It is worrisome to see such behavior unfold outside a building named after a Black Canadian icon, the great Lincoln M. Alexander - the first black MP in the House of Commons; a first in so many things, historically.

Proximity to history is also important and I hope that this particular officer and many others walking into that building do understand the name and history under which they take shelter. They are under the Black shelter, and that should matter; that black life under which they take shelter, should matter.

I know that, as Canadians, we like to think of ourselves as being nice. However, our history, and events such as the one I just shared, say otherwise; our history is not very nice, and that’s a fact and reason why we have so many saying enough is enough. Let us fix what’s broken! Let’s make Canada a better place, for all!

Racism is a disease. It is Covid-19 many times over. If we do not collapse and eradicate this problem, it will continue to spread, hurt, and kill.

It’s time for action. We’ve done enough talking. We’ve produced many reports, books, and studies, that end up collecting dust on the shelves. Enough is enough. Let us take to the streets, instead!

I Call for Political Action, too . . .

I call on every mayor and council in the area to implement and share their action plan on Anti-Black Racism. I’ve already reached out to Orillia City Council. I ask that you all reach out to your own municipalities, because we need real action and change.

We need to take action because, I worry about my two black boys, my family. I don’t want them to go through what I’ve endured in my life, even here in Orillia, where I’ve been stopped by police for “making a funny turn,” while driving, or have been told to “go back to your country” by a teenager, or voters/my supporters intimidated and told to not vote for me or have my lawn sign, during a municipal election, because “he (meaning me) is an immigrant.” Racism lives here in Orillia, too. Orillia is in the world. Please join me in getting rid of such racism!

Finally, to our allies here and beyond our borders, please, please, please use your power and privilege to fix broken, racist systems. Unfortunately, there remains hierarchies of race in our society, where your white or light skin means that the government or a racist person is most likely to respond to you more positively than they would with me. Use that power to fight and change the system; to change minds!

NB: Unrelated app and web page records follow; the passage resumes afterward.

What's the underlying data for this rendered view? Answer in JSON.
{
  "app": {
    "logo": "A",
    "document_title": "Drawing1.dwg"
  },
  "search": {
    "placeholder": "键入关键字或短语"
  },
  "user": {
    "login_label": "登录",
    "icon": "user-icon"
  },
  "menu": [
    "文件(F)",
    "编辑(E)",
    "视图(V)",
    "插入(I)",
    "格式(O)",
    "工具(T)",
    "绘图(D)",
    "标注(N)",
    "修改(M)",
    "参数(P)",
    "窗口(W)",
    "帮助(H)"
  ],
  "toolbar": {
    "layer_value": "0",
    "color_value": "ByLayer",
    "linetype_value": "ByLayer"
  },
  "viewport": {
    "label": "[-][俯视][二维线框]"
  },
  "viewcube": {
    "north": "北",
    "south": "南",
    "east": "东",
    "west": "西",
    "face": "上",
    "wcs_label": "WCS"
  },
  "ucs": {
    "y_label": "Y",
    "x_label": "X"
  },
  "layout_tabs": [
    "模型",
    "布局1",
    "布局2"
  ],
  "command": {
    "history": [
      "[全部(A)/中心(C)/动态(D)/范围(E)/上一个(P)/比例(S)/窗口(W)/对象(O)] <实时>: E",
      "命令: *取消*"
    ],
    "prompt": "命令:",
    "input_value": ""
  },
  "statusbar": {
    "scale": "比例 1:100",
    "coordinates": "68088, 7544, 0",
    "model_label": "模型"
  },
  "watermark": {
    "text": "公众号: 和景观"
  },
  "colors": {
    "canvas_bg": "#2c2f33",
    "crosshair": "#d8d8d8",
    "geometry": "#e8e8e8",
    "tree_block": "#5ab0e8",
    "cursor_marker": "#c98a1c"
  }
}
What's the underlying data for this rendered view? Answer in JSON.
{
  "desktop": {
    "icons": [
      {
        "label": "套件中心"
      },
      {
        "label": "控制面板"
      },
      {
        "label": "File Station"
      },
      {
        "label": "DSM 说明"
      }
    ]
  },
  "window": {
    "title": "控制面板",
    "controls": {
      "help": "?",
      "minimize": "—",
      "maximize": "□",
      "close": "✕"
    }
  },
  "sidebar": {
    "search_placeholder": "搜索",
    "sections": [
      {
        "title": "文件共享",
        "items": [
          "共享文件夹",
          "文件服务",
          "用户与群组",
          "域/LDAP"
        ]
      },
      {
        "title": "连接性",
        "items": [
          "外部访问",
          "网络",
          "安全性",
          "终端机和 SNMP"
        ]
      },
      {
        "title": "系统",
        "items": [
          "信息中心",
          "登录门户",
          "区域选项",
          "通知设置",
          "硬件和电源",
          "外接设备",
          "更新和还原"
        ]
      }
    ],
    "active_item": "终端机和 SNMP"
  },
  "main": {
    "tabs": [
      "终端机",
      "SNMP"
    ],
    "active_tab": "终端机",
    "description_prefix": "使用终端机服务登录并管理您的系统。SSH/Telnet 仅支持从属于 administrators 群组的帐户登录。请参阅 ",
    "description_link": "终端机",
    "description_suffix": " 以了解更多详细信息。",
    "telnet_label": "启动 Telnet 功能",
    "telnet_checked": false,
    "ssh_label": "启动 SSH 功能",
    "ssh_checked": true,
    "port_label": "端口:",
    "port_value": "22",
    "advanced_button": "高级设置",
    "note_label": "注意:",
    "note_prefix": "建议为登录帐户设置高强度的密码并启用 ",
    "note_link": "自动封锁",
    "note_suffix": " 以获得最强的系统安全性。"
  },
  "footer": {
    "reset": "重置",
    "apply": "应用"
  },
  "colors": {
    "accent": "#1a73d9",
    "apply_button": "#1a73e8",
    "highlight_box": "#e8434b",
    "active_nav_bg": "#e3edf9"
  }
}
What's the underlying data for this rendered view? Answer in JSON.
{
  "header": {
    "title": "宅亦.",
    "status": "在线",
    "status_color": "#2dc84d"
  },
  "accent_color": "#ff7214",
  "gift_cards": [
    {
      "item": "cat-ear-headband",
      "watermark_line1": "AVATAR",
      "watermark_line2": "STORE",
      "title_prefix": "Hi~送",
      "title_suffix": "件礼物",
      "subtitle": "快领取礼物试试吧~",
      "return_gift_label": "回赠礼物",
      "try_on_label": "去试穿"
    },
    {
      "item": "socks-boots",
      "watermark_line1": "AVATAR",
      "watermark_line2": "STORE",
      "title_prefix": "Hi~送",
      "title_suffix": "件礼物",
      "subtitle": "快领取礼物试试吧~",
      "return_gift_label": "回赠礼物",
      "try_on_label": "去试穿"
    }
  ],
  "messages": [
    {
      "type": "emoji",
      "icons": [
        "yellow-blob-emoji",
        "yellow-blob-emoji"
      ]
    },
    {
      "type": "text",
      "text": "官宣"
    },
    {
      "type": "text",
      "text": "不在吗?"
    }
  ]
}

The system has betrayed us for far too long! It is broken and need fixing!

 

Again, the sad thing is, Black and Indigenous peoples have been crying, pointing to their pain in North America and across the world, for some 400+ years. Things are a little different this time --- we have a lot of white people on our side and guess what? Those in power are finally listening. [And] While this might be a bit of a heartwarming shift, it is also heartbreaking, in that millions of lives have already been lost due to racism, systemic and otherwise, and Black and Indigenous voices and resistance have always been there, fighting, for centuries. Why did it take so long, some will ask. However, the coming together of everyone, at this time, should be a big wake up call.

Folks, truth be told: racism makes us sick. It is exhausting; it kills. I’m tired of being pulled over for “making a funny turn” and other such excuses or attacks on me, simply because of the colour of my skin.

Simply put: racism is a disease, and I’m sick of being sick from such.

Remember: no Indigenous or Black man, woman, and child, can breathe, until the collapse of Anti-Black and Anti-Indigenous racisms. You too, cannot breathe . . . because, an injury to one is an injury to all!

Please consider the moment and movement we’re in, an international call for action, and possibilities therein.

Indeed, what we need is restorative, not performative justice. Taking the knee might be a good symbol, but action will speak louder. This is an important moment for us, a moment to grow, collectively.

Yes, the Iron is very hot, right now. Let’s seize the moment and do what’s right, by ironing away all racism we’ve seen eat away at our communities, for a long time . . . for far too long!

Now is the time for action. Time to focus on racism, not me, not my blackness, as some problem in need of solutions.

Thank you. Miigwech!

 

Tshweu Moleme”